TASK OBJECTIVE: Look for "Biurowy" in each line of the entries, and return the matching lines.

━━ INFORMATION GIVEN ━━

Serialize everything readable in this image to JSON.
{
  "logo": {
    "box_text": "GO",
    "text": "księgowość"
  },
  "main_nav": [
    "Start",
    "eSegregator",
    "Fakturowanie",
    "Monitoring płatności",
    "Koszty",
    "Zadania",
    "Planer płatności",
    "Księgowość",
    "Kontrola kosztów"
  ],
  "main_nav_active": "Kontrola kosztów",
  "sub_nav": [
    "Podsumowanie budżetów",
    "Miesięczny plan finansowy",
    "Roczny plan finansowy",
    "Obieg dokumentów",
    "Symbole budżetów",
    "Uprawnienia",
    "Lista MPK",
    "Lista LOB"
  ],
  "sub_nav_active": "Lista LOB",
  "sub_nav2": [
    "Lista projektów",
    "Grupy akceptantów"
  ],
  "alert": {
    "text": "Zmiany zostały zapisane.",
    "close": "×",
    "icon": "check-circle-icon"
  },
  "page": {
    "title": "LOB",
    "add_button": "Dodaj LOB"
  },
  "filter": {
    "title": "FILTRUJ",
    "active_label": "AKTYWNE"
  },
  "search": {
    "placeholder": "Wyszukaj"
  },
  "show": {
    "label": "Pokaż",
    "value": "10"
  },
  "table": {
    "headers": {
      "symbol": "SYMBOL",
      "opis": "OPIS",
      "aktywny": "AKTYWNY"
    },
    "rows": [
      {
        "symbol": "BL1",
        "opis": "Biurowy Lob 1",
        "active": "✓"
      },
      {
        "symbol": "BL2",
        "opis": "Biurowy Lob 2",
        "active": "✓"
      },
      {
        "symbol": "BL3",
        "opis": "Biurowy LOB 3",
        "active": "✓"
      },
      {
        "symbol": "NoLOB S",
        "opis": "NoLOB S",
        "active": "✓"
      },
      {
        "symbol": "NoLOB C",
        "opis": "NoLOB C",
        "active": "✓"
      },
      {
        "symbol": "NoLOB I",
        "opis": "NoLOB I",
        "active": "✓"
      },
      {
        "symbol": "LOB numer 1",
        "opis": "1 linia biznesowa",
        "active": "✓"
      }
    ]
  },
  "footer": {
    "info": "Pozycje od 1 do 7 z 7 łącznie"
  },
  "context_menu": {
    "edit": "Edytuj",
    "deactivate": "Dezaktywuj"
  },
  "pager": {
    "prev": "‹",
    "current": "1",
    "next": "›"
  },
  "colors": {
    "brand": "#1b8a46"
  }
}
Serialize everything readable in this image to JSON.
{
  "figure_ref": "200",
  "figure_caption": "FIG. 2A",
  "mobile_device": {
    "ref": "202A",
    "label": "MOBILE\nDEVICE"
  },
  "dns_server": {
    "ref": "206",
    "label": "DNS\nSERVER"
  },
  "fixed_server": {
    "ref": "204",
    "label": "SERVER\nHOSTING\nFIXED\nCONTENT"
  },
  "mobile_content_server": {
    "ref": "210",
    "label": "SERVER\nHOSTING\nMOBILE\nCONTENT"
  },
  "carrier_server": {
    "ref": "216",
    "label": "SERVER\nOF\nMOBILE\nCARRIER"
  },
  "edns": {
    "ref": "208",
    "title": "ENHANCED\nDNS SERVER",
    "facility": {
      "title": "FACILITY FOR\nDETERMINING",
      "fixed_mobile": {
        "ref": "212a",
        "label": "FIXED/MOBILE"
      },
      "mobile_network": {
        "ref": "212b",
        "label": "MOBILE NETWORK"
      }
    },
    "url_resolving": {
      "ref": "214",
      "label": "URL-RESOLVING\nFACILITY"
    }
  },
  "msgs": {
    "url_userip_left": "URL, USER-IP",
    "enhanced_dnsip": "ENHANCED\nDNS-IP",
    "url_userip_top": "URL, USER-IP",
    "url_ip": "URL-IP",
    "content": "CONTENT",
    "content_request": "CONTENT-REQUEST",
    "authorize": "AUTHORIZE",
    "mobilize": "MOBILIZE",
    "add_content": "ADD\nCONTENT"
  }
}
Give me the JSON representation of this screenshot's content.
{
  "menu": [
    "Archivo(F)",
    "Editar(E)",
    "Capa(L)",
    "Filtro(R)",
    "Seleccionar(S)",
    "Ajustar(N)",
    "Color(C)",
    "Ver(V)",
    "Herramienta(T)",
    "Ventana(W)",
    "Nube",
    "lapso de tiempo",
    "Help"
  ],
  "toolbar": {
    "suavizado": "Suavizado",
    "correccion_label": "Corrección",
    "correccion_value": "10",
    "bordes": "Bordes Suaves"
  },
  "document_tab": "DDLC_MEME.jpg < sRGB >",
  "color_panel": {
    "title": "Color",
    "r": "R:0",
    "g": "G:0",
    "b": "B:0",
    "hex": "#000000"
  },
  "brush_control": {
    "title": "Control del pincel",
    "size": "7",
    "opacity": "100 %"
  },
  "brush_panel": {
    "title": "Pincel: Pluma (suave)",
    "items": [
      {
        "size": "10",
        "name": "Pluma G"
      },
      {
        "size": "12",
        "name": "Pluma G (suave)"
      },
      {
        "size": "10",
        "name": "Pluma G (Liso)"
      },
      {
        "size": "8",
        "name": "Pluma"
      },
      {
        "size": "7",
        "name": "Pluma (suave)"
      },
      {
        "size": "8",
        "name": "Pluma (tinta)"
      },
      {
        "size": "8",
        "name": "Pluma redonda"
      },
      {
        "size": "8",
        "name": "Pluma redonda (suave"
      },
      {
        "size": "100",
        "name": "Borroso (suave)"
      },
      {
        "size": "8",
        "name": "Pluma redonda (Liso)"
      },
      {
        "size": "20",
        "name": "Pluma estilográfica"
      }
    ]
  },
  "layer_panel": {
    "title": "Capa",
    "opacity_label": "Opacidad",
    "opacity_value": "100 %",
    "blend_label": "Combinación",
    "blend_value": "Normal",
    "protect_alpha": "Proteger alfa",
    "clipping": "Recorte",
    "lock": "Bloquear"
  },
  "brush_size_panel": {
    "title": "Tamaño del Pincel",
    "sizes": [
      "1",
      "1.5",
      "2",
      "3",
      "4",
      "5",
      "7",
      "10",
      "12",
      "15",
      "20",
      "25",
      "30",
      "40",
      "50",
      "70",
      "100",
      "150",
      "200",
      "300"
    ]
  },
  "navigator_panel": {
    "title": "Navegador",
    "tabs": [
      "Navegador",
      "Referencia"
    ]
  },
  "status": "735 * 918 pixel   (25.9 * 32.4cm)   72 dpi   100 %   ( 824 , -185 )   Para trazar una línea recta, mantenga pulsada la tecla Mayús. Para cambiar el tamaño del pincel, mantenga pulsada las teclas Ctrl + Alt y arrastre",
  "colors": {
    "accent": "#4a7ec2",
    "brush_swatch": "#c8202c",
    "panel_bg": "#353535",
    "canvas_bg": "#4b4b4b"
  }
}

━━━

YOUR RESPONSE:
        "opis": "Biurowy Lob 1",
        "opis": "Biurowy Lob 2",
        "opis": "Biurowy LOB 3",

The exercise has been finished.